**WHAT IS BEING ASKED:**
Which lines in the records below mention the word "icon"? Copy each one out.
※ ※ ※
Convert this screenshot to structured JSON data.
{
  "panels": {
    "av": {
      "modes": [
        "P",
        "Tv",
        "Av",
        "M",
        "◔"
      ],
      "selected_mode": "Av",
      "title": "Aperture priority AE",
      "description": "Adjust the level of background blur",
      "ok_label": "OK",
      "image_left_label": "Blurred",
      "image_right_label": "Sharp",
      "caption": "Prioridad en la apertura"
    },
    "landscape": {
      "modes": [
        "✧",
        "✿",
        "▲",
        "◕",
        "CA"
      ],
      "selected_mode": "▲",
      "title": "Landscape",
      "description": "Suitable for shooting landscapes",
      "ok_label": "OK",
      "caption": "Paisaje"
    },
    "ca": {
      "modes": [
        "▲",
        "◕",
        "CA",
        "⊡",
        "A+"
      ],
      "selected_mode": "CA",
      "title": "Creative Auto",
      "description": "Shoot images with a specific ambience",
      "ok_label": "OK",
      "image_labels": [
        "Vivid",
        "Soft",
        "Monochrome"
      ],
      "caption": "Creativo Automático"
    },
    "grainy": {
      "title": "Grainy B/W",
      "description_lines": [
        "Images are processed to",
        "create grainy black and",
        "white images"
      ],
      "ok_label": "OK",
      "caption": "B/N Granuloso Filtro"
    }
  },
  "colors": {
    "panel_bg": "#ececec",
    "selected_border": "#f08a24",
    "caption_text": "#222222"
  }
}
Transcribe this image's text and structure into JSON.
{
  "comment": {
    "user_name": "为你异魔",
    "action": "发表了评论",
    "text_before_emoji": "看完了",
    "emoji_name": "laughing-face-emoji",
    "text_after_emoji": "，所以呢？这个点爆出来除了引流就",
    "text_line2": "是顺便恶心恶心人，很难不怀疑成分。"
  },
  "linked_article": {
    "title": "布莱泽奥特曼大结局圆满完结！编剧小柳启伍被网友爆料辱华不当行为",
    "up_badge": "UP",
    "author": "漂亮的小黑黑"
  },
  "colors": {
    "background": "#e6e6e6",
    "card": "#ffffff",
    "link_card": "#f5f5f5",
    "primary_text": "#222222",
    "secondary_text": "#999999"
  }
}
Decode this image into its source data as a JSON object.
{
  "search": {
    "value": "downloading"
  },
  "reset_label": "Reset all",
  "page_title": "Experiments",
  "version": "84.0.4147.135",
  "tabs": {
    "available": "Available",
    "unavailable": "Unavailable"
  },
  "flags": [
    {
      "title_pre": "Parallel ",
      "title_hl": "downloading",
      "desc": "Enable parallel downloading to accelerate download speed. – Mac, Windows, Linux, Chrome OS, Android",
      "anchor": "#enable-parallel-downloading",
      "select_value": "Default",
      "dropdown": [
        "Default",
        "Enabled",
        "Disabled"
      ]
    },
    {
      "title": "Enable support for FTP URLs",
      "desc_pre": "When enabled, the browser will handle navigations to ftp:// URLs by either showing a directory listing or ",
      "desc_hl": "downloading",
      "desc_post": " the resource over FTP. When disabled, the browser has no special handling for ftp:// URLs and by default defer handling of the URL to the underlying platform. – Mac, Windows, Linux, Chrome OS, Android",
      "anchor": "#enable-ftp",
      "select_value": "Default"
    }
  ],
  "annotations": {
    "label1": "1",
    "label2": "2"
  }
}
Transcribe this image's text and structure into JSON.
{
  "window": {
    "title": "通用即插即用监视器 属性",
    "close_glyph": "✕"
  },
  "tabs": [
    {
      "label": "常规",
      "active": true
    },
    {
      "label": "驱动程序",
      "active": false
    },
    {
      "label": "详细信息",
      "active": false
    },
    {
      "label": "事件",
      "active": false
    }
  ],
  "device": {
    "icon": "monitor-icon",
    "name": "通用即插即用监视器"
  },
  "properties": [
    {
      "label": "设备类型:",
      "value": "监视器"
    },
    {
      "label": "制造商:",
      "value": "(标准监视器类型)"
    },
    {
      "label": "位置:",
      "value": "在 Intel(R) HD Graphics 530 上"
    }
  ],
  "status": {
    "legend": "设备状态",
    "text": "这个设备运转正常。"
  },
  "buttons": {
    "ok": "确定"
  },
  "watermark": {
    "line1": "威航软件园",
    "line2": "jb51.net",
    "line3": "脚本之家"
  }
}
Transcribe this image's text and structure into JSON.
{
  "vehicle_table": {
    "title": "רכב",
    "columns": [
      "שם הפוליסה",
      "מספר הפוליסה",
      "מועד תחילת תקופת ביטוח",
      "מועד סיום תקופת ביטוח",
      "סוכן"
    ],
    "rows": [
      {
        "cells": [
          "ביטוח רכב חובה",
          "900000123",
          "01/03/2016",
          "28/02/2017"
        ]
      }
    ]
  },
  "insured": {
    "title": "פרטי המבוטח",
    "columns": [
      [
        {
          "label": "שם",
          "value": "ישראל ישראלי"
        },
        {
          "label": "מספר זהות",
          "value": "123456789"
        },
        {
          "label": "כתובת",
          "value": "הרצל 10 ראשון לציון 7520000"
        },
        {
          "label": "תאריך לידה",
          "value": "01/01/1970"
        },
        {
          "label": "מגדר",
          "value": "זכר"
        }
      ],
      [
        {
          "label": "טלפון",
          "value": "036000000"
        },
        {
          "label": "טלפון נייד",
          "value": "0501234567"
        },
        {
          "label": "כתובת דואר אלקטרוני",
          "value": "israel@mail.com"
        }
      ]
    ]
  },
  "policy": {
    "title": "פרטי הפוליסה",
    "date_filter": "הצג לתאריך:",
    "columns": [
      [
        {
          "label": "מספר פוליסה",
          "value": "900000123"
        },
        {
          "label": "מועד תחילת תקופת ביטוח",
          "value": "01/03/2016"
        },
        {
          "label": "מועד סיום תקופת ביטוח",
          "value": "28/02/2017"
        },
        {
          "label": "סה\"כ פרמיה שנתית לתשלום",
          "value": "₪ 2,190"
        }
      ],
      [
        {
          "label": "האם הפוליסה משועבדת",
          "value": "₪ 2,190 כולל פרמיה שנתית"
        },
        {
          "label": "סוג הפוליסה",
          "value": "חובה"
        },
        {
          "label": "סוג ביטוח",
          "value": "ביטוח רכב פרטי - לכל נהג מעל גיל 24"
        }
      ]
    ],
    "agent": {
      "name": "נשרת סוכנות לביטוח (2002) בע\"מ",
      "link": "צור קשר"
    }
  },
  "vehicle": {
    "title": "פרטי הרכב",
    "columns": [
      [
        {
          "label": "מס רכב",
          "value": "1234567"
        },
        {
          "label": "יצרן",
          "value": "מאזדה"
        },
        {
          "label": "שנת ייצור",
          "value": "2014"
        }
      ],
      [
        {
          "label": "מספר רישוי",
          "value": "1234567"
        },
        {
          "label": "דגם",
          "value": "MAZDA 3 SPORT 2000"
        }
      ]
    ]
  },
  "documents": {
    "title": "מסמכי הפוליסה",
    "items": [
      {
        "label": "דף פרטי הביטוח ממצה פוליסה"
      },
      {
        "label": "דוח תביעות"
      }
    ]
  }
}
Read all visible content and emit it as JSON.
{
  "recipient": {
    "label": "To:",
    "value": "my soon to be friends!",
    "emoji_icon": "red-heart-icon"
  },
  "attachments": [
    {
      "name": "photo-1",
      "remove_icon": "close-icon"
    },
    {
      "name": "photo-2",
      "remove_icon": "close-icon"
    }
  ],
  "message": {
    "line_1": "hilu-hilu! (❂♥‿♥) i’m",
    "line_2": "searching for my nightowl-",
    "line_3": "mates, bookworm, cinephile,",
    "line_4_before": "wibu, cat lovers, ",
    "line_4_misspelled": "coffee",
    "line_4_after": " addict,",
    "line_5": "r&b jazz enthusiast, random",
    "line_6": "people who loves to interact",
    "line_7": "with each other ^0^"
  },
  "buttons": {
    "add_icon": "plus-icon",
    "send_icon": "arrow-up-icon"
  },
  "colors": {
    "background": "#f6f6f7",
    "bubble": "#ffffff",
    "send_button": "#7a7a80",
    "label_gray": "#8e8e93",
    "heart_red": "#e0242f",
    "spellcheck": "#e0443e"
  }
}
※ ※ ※
**ANSWER FOR THIS EXERCISE:**
    "icon": "monitor-icon",
    "emoji_icon": "red-heart-icon"
      "remove_icon": "close-icon"
      "remove_icon": "close-icon"
    "add_icon": "plus-icon",
    "send_icon": "arrow-up-icon"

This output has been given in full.